__About this task__: Please return every line of the material verbatim and skip any images.

========================================

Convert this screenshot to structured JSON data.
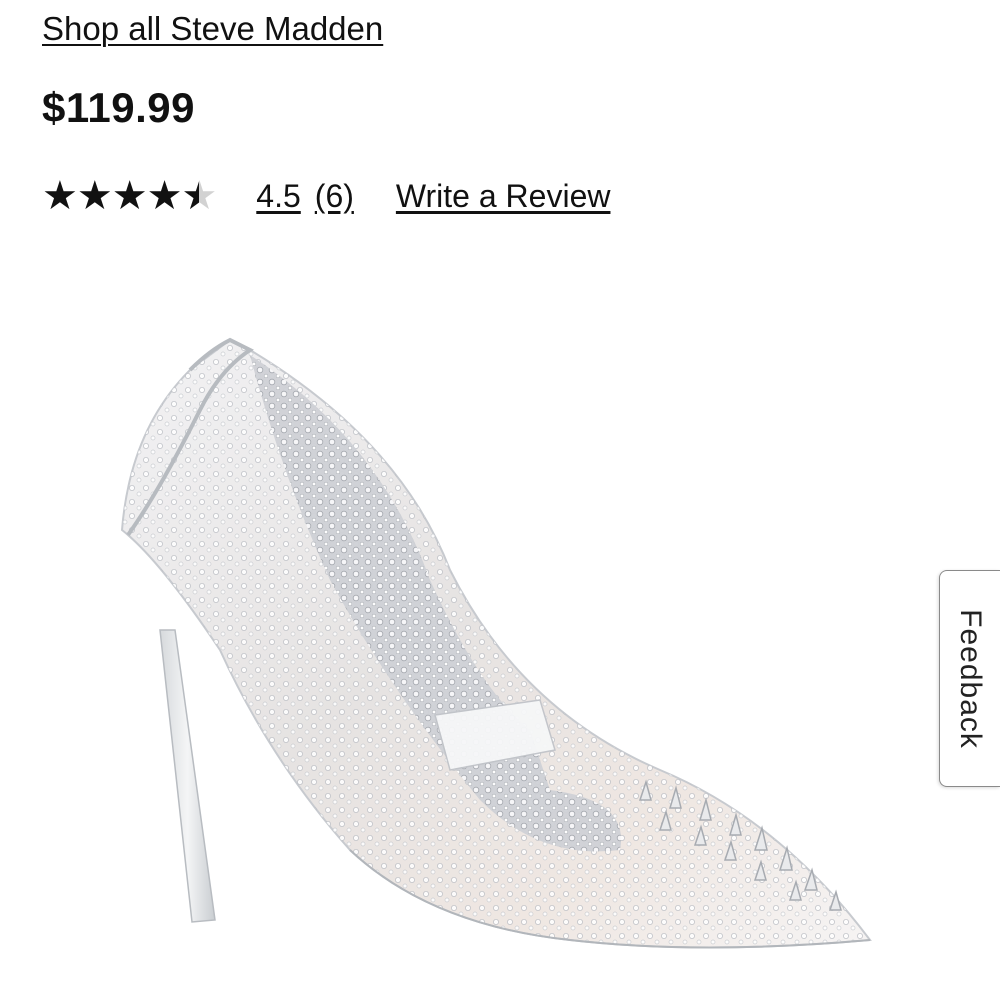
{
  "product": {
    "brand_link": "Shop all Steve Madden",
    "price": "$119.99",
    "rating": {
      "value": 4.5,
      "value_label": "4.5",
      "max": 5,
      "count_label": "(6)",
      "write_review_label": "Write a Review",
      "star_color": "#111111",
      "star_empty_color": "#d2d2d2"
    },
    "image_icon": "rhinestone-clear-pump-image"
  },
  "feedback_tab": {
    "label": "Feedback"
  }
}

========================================

__Answer for this exercise__:
Convert this screenshot to structured JSON data.
{
  "product": {
    "brand_link": "Shop all Steve Madden",
    "price": "$119.99",
    "rating": {
      "value": 4.5,
      "value_label": "4.5",
      "max": 5,
      "count_label": "(6)",
      "write_review_label": "Write a Review",
      "star_color": "#111111",
      "star_empty_color": "#d2d2d2"
    },
    "image_icon": "rhinestone-clear-pump-image"
  },
  "feedback_tab": {
    "label": "Feedback"
  }
}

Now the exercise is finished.